◆ **EXTRACTED DATA**
────

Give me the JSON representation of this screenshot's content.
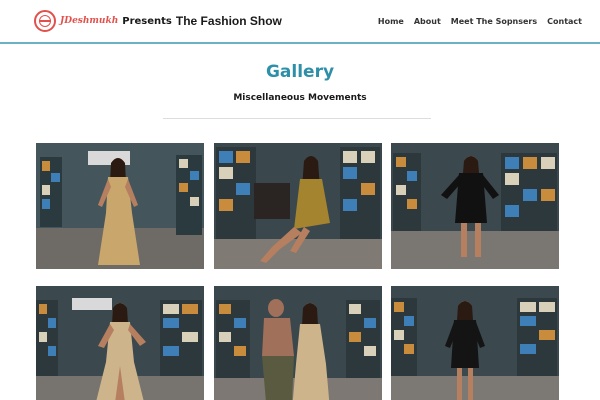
{
  "header": {
    "brand": "JDeshmukh",
    "presents": "Presents",
    "show_title": "The Fashion Show",
    "logo_icon": "globe-logo-icon",
    "accent_color": "#e2504b",
    "border_color": "#6bb3c4"
  },
  "nav": {
    "items": [
      {
        "label": "Home"
      },
      {
        "label": "About"
      },
      {
        "label": "Meet The Sopnsers"
      },
      {
        "label": "Contact"
      }
    ]
  },
  "gallery": {
    "title": "Gallery",
    "subtitle": "Miscellaneous Movements",
    "title_color": "#2e8fa8"
  }
}
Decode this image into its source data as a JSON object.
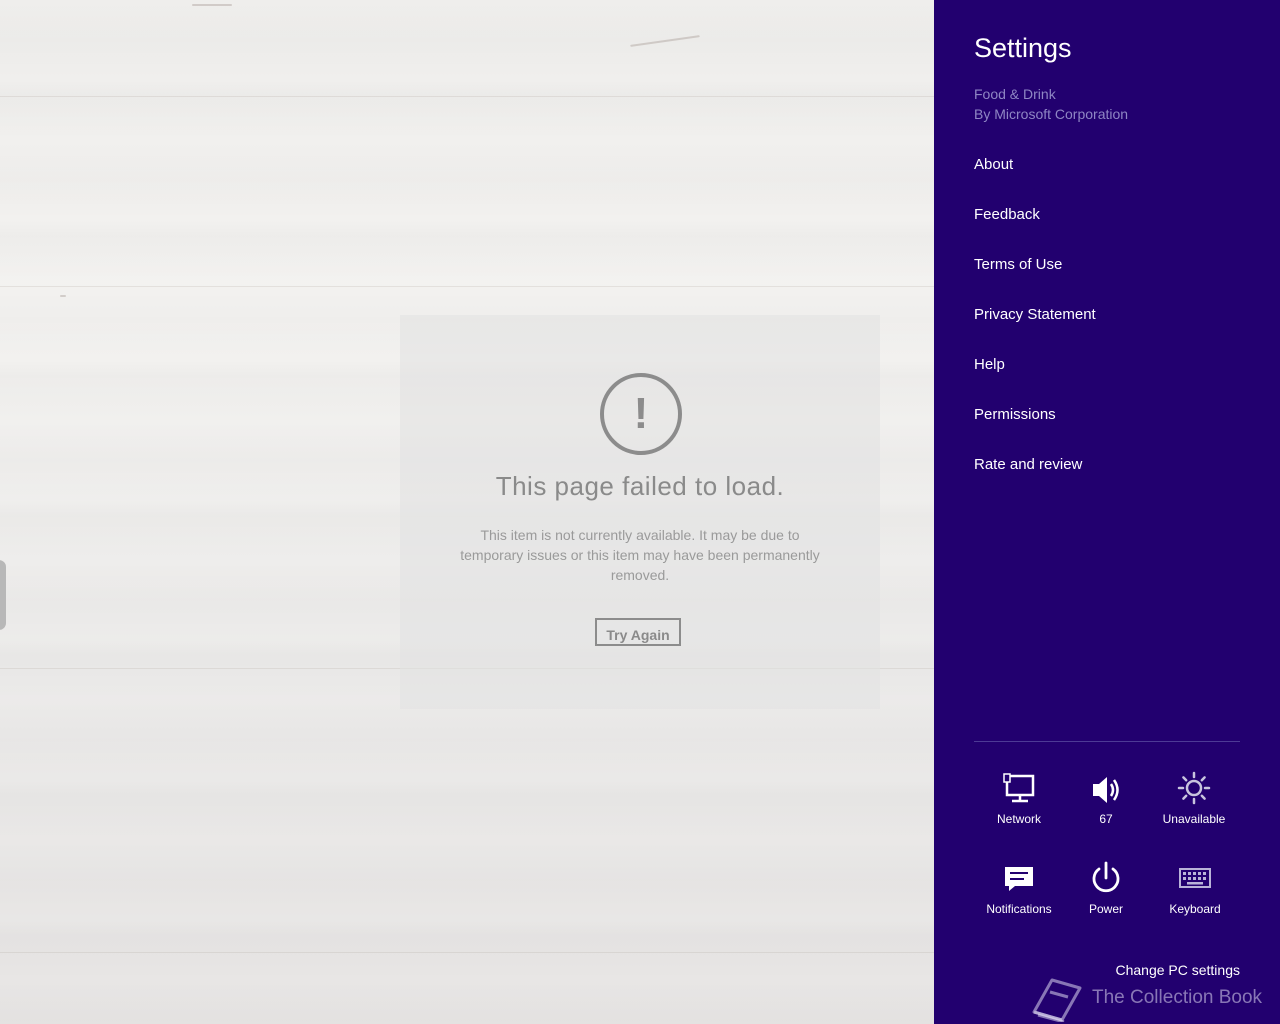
{
  "error": {
    "icon": "exclamation-circle-icon",
    "title": "This page failed to load.",
    "message": "This item is not currently available. It may be due to temporary issues or this item may have been permanently removed.",
    "button": "Try Again"
  },
  "settings": {
    "title": "Settings",
    "app_name": "Food & Drink",
    "app_publisher": "By Microsoft Corporation",
    "background_color": "#22006f",
    "menu": [
      {
        "label": "About"
      },
      {
        "label": "Feedback"
      },
      {
        "label": "Terms of Use"
      },
      {
        "label": "Privacy Statement"
      },
      {
        "label": "Help"
      },
      {
        "label": "Permissions"
      },
      {
        "label": "Rate and review"
      }
    ],
    "quick_actions": [
      {
        "icon": "network-icon",
        "label": "Network"
      },
      {
        "icon": "volume-icon",
        "label": "67"
      },
      {
        "icon": "brightness-icon",
        "label": "Unavailable"
      },
      {
        "icon": "notifications-icon",
        "label": "Notifications"
      },
      {
        "icon": "power-icon",
        "label": "Power"
      },
      {
        "icon": "keyboard-icon",
        "label": "Keyboard"
      }
    ],
    "change_pc_settings": "Change PC settings"
  },
  "watermark": {
    "icon": "book-icon",
    "text": "The Collection Book"
  }
}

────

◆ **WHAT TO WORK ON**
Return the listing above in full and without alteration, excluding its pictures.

◆ **COMPLETED TASK**
Give me the JSON representation of this screenshot's content.
{
  "header": {
    "brand": "JDeshmukh",
    "presents": "Presents",
    "show_title": "The Fashion Show",
    "logo_icon": "globe-logo-icon",
    "accent_color": "#e2504b",
    "border_color": "#6bb3c4"
  },
  "nav": {
    "items": [
      {
        "label": "Home"
      },
      {
        "label": "About"
      },
      {
        "label": "Meet The Sopnsers"
      },
      {
        "label": "Contact"
      }
    ]
  },
  "gallery": {
    "title": "Gallery",
    "subtitle": "Miscellaneous Movements",
    "title_color": "#2e8fa8"
  }
}
Decode this image into its source data as a JSON object.
{
  "error": {
    "icon": "exclamation-circle-icon",
    "title": "This page failed to load.",
    "message": "This item is not currently available. It may be due to temporary issues or this item may have been permanently removed.",
    "button": "Try Again"
  },
  "settings": {
    "title": "Settings",
    "app_name": "Food & Drink",
    "app_publisher": "By Microsoft Corporation",
    "background_color": "#22006f",
    "menu": [
      {
        "label": "About"
      },
      {
        "label": "Feedback"
      },
      {
        "label": "Terms of Use"
      },
      {
        "label": "Privacy Statement"
      },
      {
        "label": "Help"
      },
      {
        "label": "Permissions"
      },
      {
        "label": "Rate and review"
      }
    ],
    "quick_actions": [
      {
        "icon": "network-icon",
        "label": "Network"
      },
      {
        "icon": "volume-icon",
        "label": "67"
      },
      {
        "icon": "brightness-icon",
        "label": "Unavailable"
      },
      {
        "icon": "notifications-icon",
        "label": "Notifications"
      },
      {
        "icon": "power-icon",
        "label": "Power"
      },
      {
        "icon": "keyboard-icon",
        "label": "Keyboard"
      }
    ],
    "change_pc_settings": "Change PC settings"
  },
  "watermark": {
    "icon": "book-icon",
    "text": "The Collection Book"
  }
}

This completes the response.